"Here I stand at the crossroads of life", stated Horton into the video camera. After a brief 30-yard run into the coolness of the forest, this runner returned to the shoulder of Route 30 to record his thoughts on videotape. Although drowned out at times by the roar of the semi-tractor trailers, David began to recall the moment 4 years prior when he passed this exact spot. It was in the spring of 1991 that he found himself standing atop Springer Mountain in Georgia, at the beginning of his AT adventure. In pursuit of the speed record on this south/north continuous trail, he ran day after day in the quietness and solitude that the trail affords. Over mountains, through valleys, across grassy meadows he went. Few were the encounters with the mainstream of humanity. And, little did he realize that when he followed the trail out of the woods, across Rt. 30 and reentered the woods on the other side, that he would have a déjà-vu experience when his west to east Trans-Am race would intersect his route.

Two races. Two challenges. Both grueling but both very different. The first was a race against time in terms of days, the elements, and the roughness of the terrain. The second was a race against time in terms of hours and minutes, against other competitors and the redundancy of thousands of miles of pavement. However, there was a common foundation to the two events. Both were incredibly difficult. Both required conquering the severe bouts of depression that invaded the mind of this endurance athlete. Both required conquering the mentally debilitating and physically crippling injuries associated with running mile after mile, day after day.
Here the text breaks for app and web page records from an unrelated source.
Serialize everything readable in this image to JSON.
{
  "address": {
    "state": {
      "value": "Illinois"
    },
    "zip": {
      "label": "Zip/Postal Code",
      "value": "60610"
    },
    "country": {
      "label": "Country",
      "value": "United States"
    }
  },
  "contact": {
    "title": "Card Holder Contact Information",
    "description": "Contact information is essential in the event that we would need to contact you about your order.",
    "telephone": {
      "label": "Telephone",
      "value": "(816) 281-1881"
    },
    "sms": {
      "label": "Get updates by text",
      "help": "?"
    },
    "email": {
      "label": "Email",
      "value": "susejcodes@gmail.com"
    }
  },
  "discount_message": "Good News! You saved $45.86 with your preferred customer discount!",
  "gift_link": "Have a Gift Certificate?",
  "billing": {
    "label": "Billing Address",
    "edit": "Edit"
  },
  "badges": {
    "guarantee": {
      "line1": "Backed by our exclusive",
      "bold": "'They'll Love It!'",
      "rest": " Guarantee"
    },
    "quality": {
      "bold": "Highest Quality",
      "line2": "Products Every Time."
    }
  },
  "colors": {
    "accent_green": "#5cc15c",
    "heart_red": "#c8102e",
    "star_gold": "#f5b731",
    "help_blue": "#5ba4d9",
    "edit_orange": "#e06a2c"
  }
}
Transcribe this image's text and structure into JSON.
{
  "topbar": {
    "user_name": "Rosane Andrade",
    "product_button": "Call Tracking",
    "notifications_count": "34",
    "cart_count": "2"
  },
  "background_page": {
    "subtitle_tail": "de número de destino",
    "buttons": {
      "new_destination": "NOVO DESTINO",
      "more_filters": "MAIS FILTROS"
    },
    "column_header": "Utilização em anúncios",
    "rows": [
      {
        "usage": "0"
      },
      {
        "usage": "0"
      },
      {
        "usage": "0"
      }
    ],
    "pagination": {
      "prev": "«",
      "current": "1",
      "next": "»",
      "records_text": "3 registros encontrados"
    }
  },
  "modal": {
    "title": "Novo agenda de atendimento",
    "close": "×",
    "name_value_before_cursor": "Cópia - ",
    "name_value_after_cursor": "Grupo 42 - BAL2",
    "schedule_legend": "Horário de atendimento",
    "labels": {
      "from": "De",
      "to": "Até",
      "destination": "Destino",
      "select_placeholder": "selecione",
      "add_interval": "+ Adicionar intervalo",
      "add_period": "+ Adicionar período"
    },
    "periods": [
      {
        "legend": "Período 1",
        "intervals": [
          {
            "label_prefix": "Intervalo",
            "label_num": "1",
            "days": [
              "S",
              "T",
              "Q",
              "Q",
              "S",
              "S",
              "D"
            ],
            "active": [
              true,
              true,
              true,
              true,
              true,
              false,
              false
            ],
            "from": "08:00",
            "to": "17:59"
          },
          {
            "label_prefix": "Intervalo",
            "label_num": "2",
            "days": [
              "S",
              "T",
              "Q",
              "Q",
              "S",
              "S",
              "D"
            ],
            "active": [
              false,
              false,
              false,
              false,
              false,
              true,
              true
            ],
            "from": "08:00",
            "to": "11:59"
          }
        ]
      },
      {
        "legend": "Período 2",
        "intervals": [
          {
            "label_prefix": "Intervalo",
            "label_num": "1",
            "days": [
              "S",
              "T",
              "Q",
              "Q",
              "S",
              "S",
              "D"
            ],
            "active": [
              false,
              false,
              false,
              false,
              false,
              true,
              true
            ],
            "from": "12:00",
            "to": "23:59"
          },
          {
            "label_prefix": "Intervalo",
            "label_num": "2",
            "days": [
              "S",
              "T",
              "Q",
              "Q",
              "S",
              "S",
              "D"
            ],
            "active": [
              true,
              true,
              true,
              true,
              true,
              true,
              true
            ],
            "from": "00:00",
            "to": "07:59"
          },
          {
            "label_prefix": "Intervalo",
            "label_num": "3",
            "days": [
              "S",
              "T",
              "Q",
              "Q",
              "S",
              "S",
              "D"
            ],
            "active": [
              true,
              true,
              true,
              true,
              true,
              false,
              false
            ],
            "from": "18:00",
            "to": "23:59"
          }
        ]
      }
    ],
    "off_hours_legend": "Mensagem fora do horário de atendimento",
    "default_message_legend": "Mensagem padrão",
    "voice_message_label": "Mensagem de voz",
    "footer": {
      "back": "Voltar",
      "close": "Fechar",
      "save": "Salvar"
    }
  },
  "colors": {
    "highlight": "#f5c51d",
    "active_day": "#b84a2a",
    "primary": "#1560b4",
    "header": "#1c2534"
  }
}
Both required the mental toughness and fortitude that so few in our society possess. And both require an unquenchable quest for adventure.

Horton did conquer the Appalachian Trail in 1991 and set a speed record yet to be broken. On this particular day in 1995, Horton would continue his Trans-Am run within five minutes of his encounter with the A.T. He would finish in the heat, humidity and peak of the tourist season in Gettysburg, only to prepare himself for the next day of racing. And on the fifth day hence, he would cross the finish line of all finish lines in New York City with the third fastest time ever recorded in the world. 

This is the story of those quests.

223 pages/1997